[Items from a dataset]
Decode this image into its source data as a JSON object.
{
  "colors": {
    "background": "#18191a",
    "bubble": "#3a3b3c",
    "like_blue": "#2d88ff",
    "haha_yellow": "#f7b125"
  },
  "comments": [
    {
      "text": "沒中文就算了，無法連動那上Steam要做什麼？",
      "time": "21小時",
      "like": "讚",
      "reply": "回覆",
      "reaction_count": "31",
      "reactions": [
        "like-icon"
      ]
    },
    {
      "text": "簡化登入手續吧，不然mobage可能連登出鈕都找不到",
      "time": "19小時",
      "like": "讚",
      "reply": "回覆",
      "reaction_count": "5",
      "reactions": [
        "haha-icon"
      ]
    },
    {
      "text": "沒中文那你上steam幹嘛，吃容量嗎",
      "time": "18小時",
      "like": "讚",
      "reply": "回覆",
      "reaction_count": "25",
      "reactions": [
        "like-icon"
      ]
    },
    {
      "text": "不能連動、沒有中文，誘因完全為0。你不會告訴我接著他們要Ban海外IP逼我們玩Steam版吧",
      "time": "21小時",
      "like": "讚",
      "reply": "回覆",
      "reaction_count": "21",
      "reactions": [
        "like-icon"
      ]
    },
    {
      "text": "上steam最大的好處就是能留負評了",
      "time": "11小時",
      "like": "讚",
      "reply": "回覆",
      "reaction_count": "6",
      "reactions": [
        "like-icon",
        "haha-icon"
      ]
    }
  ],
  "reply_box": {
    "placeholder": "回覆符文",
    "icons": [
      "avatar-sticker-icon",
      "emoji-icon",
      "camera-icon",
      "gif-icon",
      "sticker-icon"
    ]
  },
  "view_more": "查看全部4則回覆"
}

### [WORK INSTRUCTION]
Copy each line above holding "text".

### [ANSWER BELOW]
      "text": "沒中文就算了，無法連動那上Steam要做什麼？",
      "text": "簡化登入手續吧，不然mobage可能連登出鈕都找不到",
      "text": "沒中文那你上steam幹嘛，吃容量嗎",
      "text": "不能連動、沒有中文，誘因完全為0。你不會告訴我接著他們要Ban海外IP逼我們玩Steam版吧",
      "text": "上steam最大的好處就是能留負評了",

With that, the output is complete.